Nature Notes

Jenny Dixon

Wharfedale Naturalists Society

MOST of them have now arrived, our summer visitors: sand martins at the Ben Rhydding and Ilkley nest sites, house martins in our friend’s Addingham stables, swallows glimpsed skimming the fields, and chiffchaff, willow warblers and blackcaps in full song. I’ve also heard that pied flycatchers and redstarts have returned to Strid Wood. Cuckoos have been heard on Beamsley Beacon and Burley Moor, though I haven’t yet had any report of one on Ilkley Moor. Still – any day now! The dawn chorus is building up to its full complement.

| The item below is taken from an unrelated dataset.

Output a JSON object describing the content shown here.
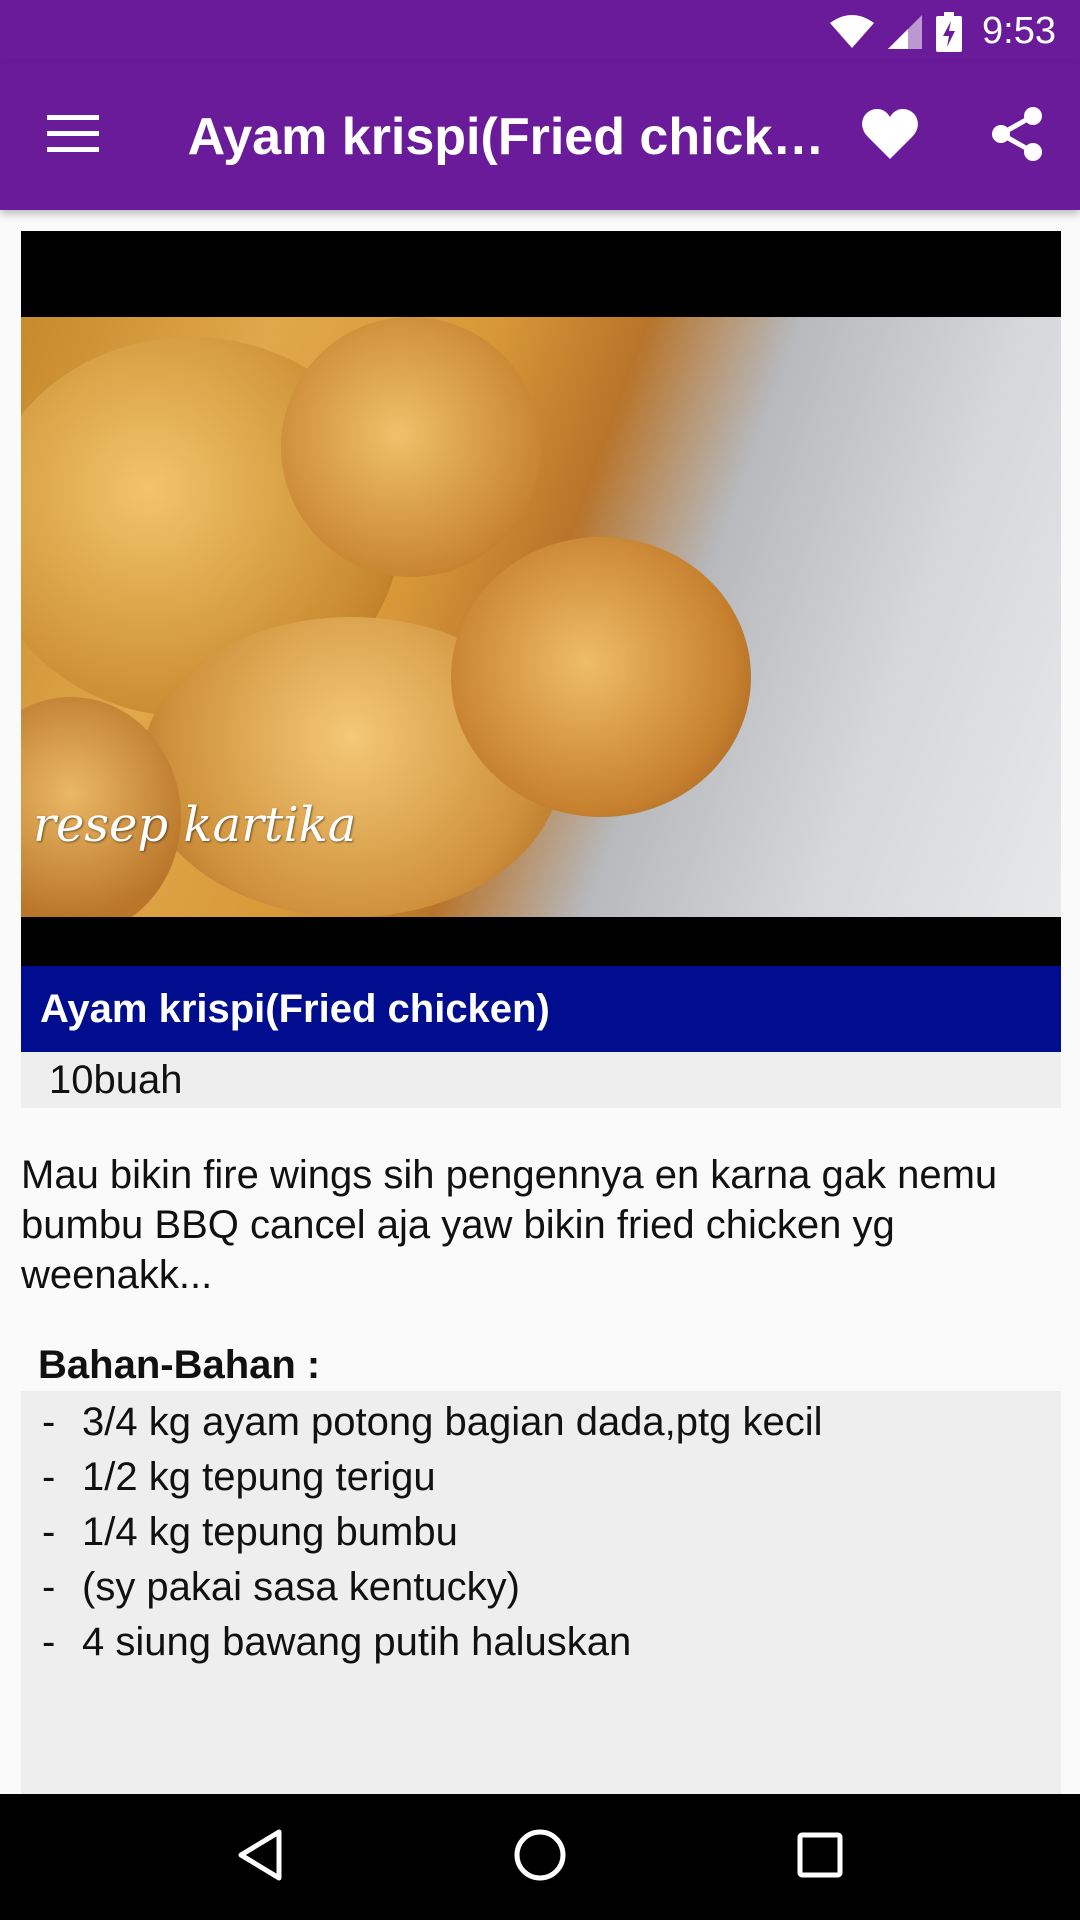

And – breaking news! Swifts, usually the last to get here, have been seen dashing high above Ilkley Cemetery. Their arrival announces “Summer”. They swoop low into town, screaming a derisive greeting and then dash off again to climb the sky where we can just detect their characteristic scythe-shaped silhouettes as they hunt insects unbelievably high above us. What a star turn! Earth-bound creatures that we are, it’s hard to imagine what their lives are like. They come here to breed, to reap the benefit of our long hours of daylight for gathering food for their young. They are monogamous and return to the same nest site each year. Their nests are put together in holes in buildings and they lay only two or three eggs. The time taken for both incubation and fledging is variable: swifts depend on the weather. They’ll fly long distances to find food. The eggs have evolved to survive a cooling period of long parental absence that would kill other birds’ young, and nestlings just have to learn to wait! That’s not all. Once the fledgling steps from its nest it doesn’t touch down till it returns to the breeding site, probably one or two years later. Everything – feeding, sleeping, mating – is done on the wing. Their legs are, not surprisingly, stubby and weak, though they do have strong feet to cling to stony surfaces.

The other late arrival to look out for, rather rare here in Wharfedale now, is the spotted flycatcher, a robin-sized brown bird with an upright stance and an easily recognizable method of hunting its food. It perches on a post, rail or tree branch, flies out and up, often in a quick spiral, catches an insect with an audible snap of its beak and returns to the same perch and a repeat performance. They often nest close to houses and are quite confiding. In 2015, a pair reared four young in a roosting pouch tucked under my sister’s garage roof.